Currently my main rig is a pair of early 1980's David Berning's EA-230's and his TF-10 preamp.
Vintage wise I have a McIntosh MC250, Scott 299, Fisher 400, Allen organ amp (6L6), Allied tube amp and tuner, and a Scott LT-10 tuner as well.
I find myself lately listening to the vintage stuff hooked up to Tannoy Monitor Gold 12's or EV12trxb's...Especially with the Scott, I dont find the difference to be that tremendous...Only my Berning amps seem to be a bit in a different league. I have found the same relationship either with vintage or modern speakers.
I think that if the vintage equipment is up to spec, the differences will not be that great, especially in tube gear. SS may be different. I do have a Pioneer SX-850 and I just dont find its sound that engaging.
To me there is something special about having vintage gear with beautiful walnut cases..a treat to the eyes and the ears.
Old Dynaco amps like the ST 70 and the Mk.III monoblocs are a great deal at $300.00 to $700.00 If they have the upgraded binding posts, input jacks and newer electronic parts in them, they are fabulous! You would have to spend thousands to get anything better.
A lot of the newer amps are just rip-offs of Dynaco designs anyway!!
I've recently bought an integrated hh scott 222d (1964) original, unmodified and unrepaired (telefunken tubes included) and it sounds really great, even compared to my main rig: modern, all tube and pricey (Cary preamp,VTL monoblocks, ProAc responce 2.5). The sound is like frogman described very well. You can argue the only shortback is, with some kinds of music, the limited output power, but the sound is full,alive, detailed and warm simultaneously. Great musicality and no listening fatigue, I.E.: you can hear the singer inspiring before the attack without being annoyed by sibilants. If we are speaking about musical and listening pleasure, I think it is difficult to find something modern that come near to Scott 222 in the 3000,00 usd range.

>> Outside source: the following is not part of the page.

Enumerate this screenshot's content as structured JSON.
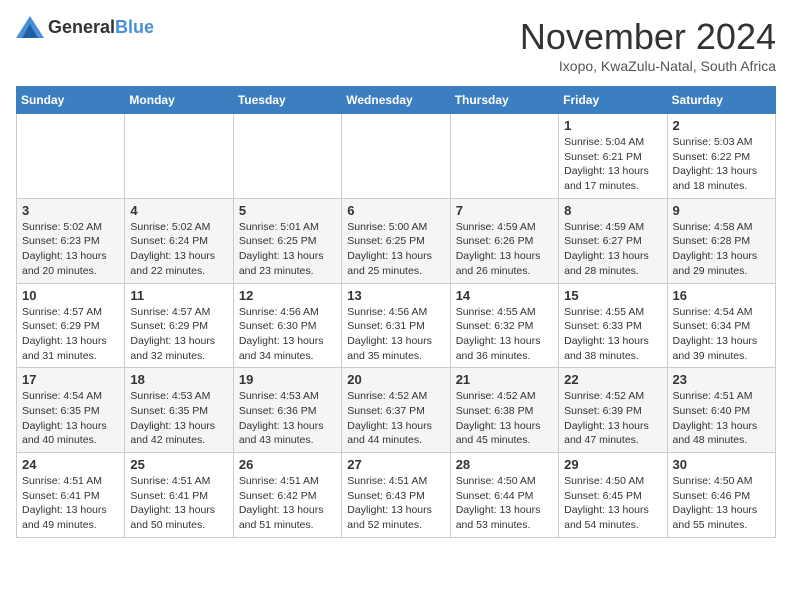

My two cents.
I agree that there are some great vintage amps out there and some can be had for a song. Some of the vintage Sony amps, particularly the Sony V-fet components of the early seventies sound silky smooth with awesome PRAT (pace-rhythm and timing). Certainly these amps and receivers are below the radar compared to the Marantz and Sansui products of the same era.
Since I am not capable of ripping the stuff apart to bring it up to spec I have chosen to go the route of finding new used tube equipment, particularly some of the better U.S assembled but sourced from China products that are starting to flood the used market. Recently purchased a used Jolida 502-B integrated with 6550 EH tubes for 750 Canadian. This amp is a blast --and no humming or worries about age related issues. Such products are not innovative and usually stick to classic well proven designs. Makes a lot of sense for tubeholics that are not well versed in the "old ways". Of course the only question is one of reliability and longevity(so far so good). In any event I think this avenue can provide those looking for bang for the buck a viable alternative. Like all things do a little homework and buy used and stick to models with a track record and you won't be disappointed.
The right vintage amp will beat anything based upon the investment requirement. It is not like an automobile where technology has improved performance and the value ratio between new and vintage favors new.
The reason, the "golden age" of analog is NOT 2006, at least not yet. It was in the late 60's through early 80's. The best equipment built then focused on analog and 2-channel stereo. Check out the internal components and build quality used on equipment such as McIntosh, Yamaha, Marantz, to name just a few. You will find everything down to the capacitors still superior by today's standards. With some minor adjustments and replacement of some caps the better vintage amps will perform like nobody's business. Maybe even replace the power cord. (THERE ARE GOOD TECHNICIANS WHO DO THIS.) This includes the phono stages in the preamps. Change out capacitors to say, black caps, and WOW! Good deal and fun to own!
This is a simplistic response but it's on point.